# [TASK DETAILS]
Lift out each line of the data that holds "JSON".

# [DATASET]

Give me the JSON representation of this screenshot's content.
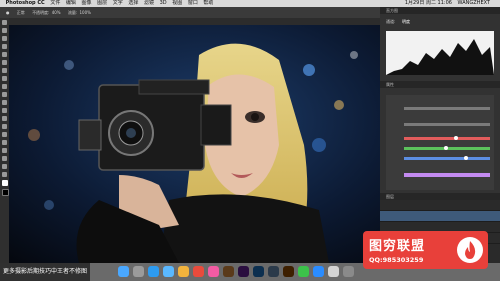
{
  "menubar": {
    "apple": "",
    "app_name": "Photoshop CC",
    "menus": [
      "文件",
      "编辑",
      "图像",
      "图层",
      "文字",
      "选择",
      "滤镜",
      "3D",
      "视图",
      "窗口",
      "帮助"
    ],
    "clock": "1月29日 周二 11:06",
    "user": "WANGZHEXT"
  },
  "options_bar": {
    "mode_label": "正常",
    "opacity_label": "不透明度:",
    "opacity_value": "40%",
    "flow_label": "流量:",
    "flow_value": "100%"
  },
  "right_panel": {
    "histogram_tab": "直方图",
    "channel_label": "通道:",
    "channel_value": "明度",
    "properties_tab": "属性",
    "layers_tab": "图层"
  },
  "caption": {
    "text": "更多摄影后期技巧中王者不修图"
  },
  "watermark": {
    "title": "图穷联盟",
    "qq": "QQ:985303259"
  },
  "colors": {
    "brand_red": "#e8403a",
    "panel_bg": "#323232"
  }
}
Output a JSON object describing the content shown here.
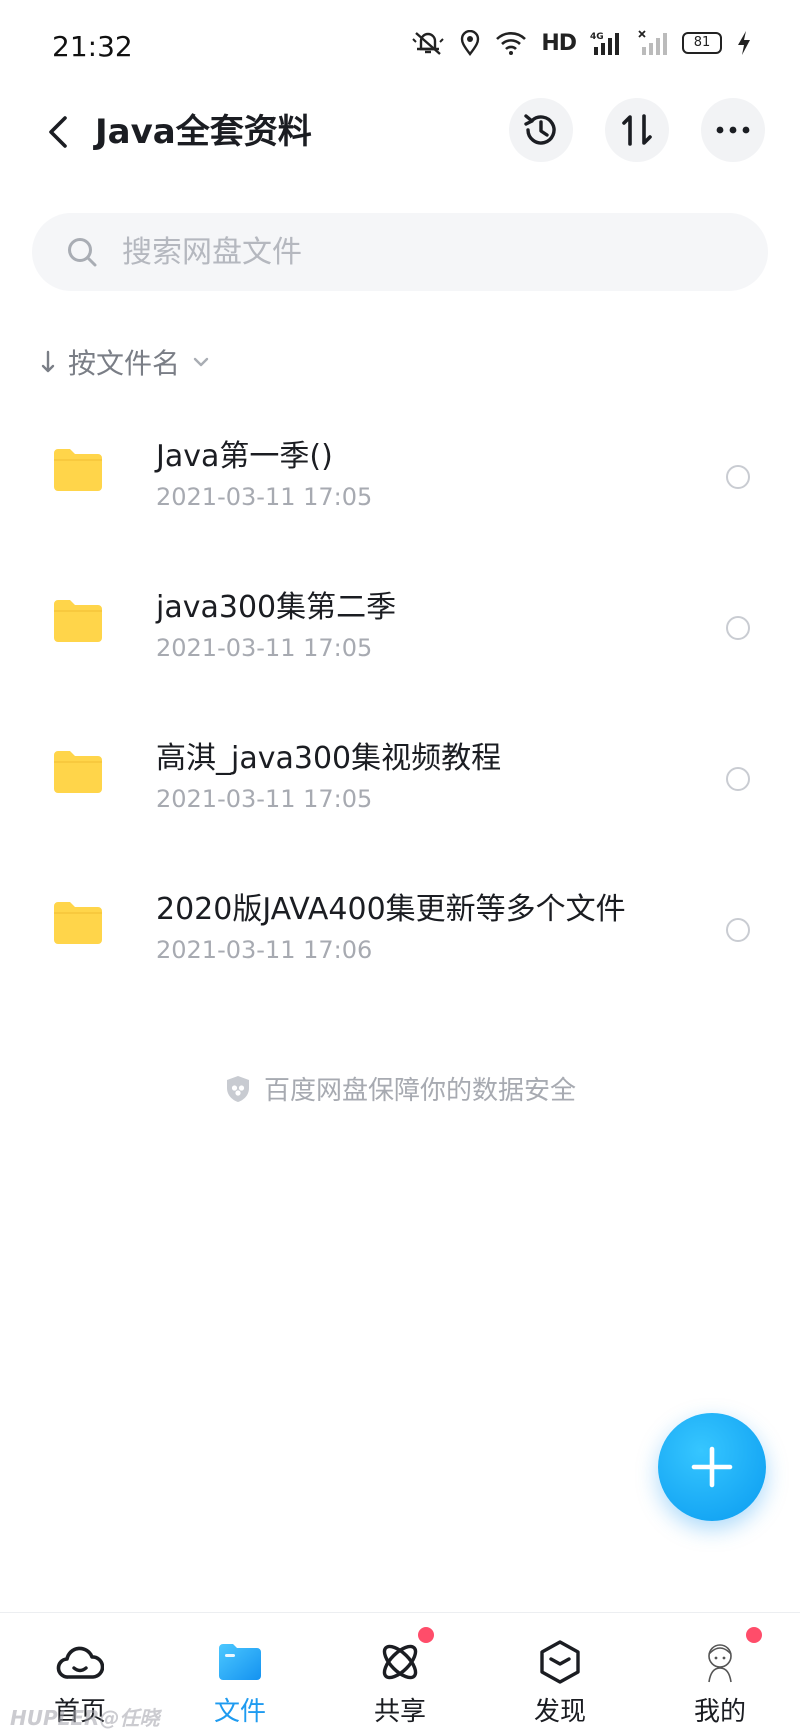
{
  "status_bar": {
    "time": "21:32",
    "network_label": "HD",
    "signal_label": "4G",
    "battery": "81"
  },
  "header": {
    "title": "Java全套资料"
  },
  "search": {
    "placeholder": "搜索网盘文件"
  },
  "sort": {
    "label": "按文件名"
  },
  "files": [
    {
      "name": "Java第一季()",
      "date": "2021-03-11  17:05"
    },
    {
      "name": "java300集第二季",
      "date": "2021-03-11  17:05"
    },
    {
      "name": "高淇_java300集视频教程",
      "date": "2021-03-11  17:05"
    },
    {
      "name": "2020版JAVA400集更新等多个文件",
      "date": "2021-03-11  17:06"
    }
  ],
  "security_note": "百度网盘保障你的数据安全",
  "bottom_nav": {
    "items": [
      {
        "label": "首页",
        "icon": "cloud-home-icon"
      },
      {
        "label": "文件",
        "icon": "folder-icon",
        "active": true
      },
      {
        "label": "共享",
        "icon": "atom-share-icon"
      },
      {
        "label": "发现",
        "icon": "cube-discover-icon"
      },
      {
        "label": "我的",
        "icon": "avatar-icon"
      }
    ]
  },
  "watermark": "HUPLER@任晓",
  "colors": {
    "accent": "#1e9bf0",
    "folder": "#ffd54a",
    "badge": "#ff4d6a"
  }
}
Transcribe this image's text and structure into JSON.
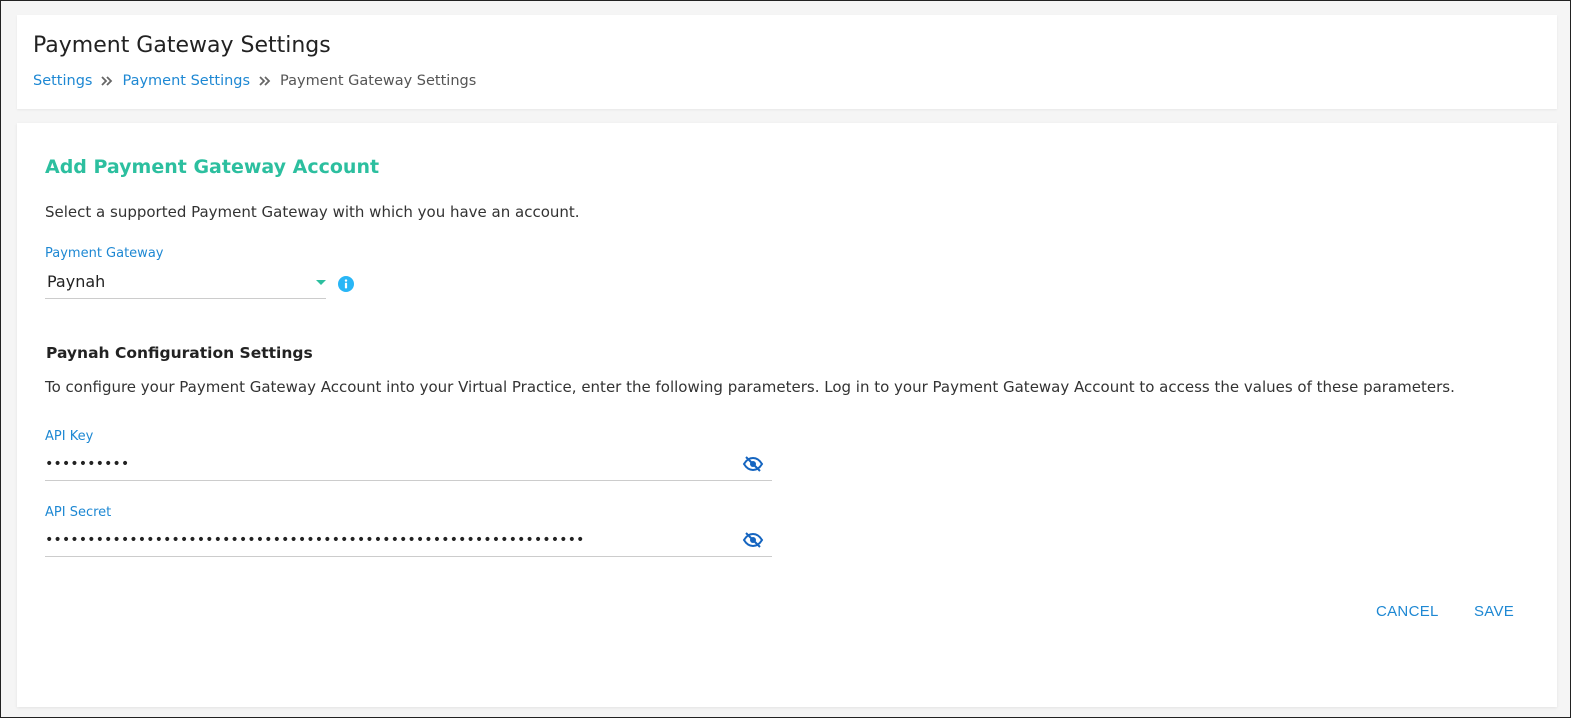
{
  "header": {
    "title": "Payment Gateway Settings",
    "breadcrumb": [
      {
        "label": "Settings"
      },
      {
        "label": "Payment Settings"
      },
      {
        "label": "Payment Gateway Settings"
      }
    ],
    "breadcrumb_separator_icon": "double-chevron-right-icon"
  },
  "form": {
    "section_title": "Add Payment Gateway Account",
    "intro": "Select a supported Payment Gateway with which you have an account.",
    "gateway": {
      "label": "Payment Gateway",
      "selected": "Paynah",
      "info_icon": "info-icon"
    },
    "config": {
      "title": "Paynah Configuration Settings",
      "description": "To configure your Payment Gateway Account into your Virtual Practice, enter the following parameters. Log in to your Payment Gateway Account to access the values of these parameters."
    },
    "api_key": {
      "label": "API Key",
      "masked_value": "••••••••••",
      "toggle_icon": "eye-slash-icon"
    },
    "api_secret": {
      "label": "API Secret",
      "masked_value": "••••••••••••••••••••••••••••••••••••••••••••••••••••••••••••••••",
      "toggle_icon": "eye-slash-icon"
    },
    "actions": {
      "cancel": "CANCEL",
      "save": "SAVE"
    }
  },
  "colors": {
    "accent_teal": "#2cbf9f",
    "link_blue": "#1e88d3",
    "info_blue": "#29b6f6",
    "icon_blue": "#1565c0"
  }
}
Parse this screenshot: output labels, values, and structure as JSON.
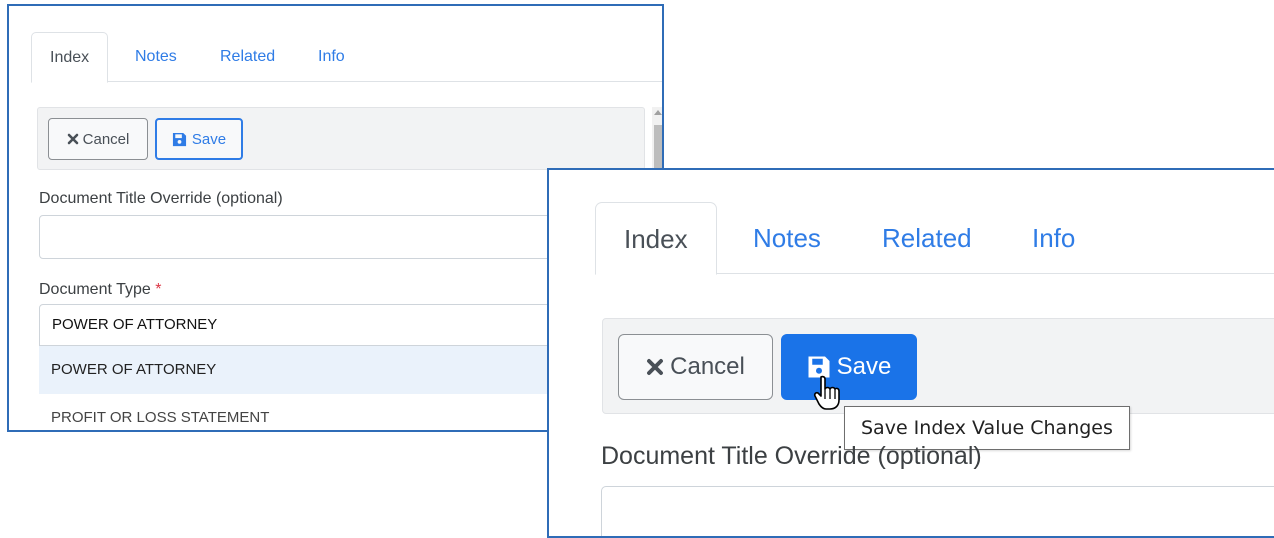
{
  "colors": {
    "accent": "#2f7ce6",
    "save_active": "#1a73e8",
    "required": "#dc3545",
    "frame": "#2f6cb7"
  },
  "panel_small": {
    "tabs": [
      {
        "label": "Index",
        "active": true
      },
      {
        "label": "Notes",
        "active": false
      },
      {
        "label": "Related",
        "active": false
      },
      {
        "label": "Info",
        "active": false
      }
    ],
    "toolbar": {
      "cancel_label": "Cancel",
      "cancel_icon": "times-icon",
      "save_label": "Save",
      "save_icon": "floppy-disk-icon"
    },
    "title_override": {
      "label": "Document Title Override (optional)",
      "value": ""
    },
    "document_type": {
      "label": "Document Type",
      "required_mark": "*",
      "value": "POWER OF ATTORNEY",
      "options": [
        {
          "label": "POWER OF ATTORNEY",
          "highlighted": true
        },
        {
          "label": "PROFIT OR LOSS STATEMENT",
          "highlighted": false
        }
      ]
    }
  },
  "panel_zoom": {
    "tabs": [
      {
        "label": "Index",
        "active": true
      },
      {
        "label": "Notes",
        "active": false
      },
      {
        "label": "Related",
        "active": false
      },
      {
        "label": "Info",
        "active": false
      }
    ],
    "toolbar": {
      "cancel_label": "Cancel",
      "cancel_icon": "times-icon",
      "save_label": "Save",
      "save_icon": "floppy-disk-icon",
      "save_state": "hover"
    },
    "tooltip": "Save Index Value Changes",
    "cursor_icon": "hand-pointer-icon",
    "title_override": {
      "label": "Document Title Override (optional)",
      "value": ""
    }
  }
}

# [OUTPUT BELOW]
Give me the JSON representation of this screenshot's content.
Output a JSON object describing the content shown here.
Transcribe this image's text and structure into JSON.
Parse this screenshot: output labels, values, and structure as JSON.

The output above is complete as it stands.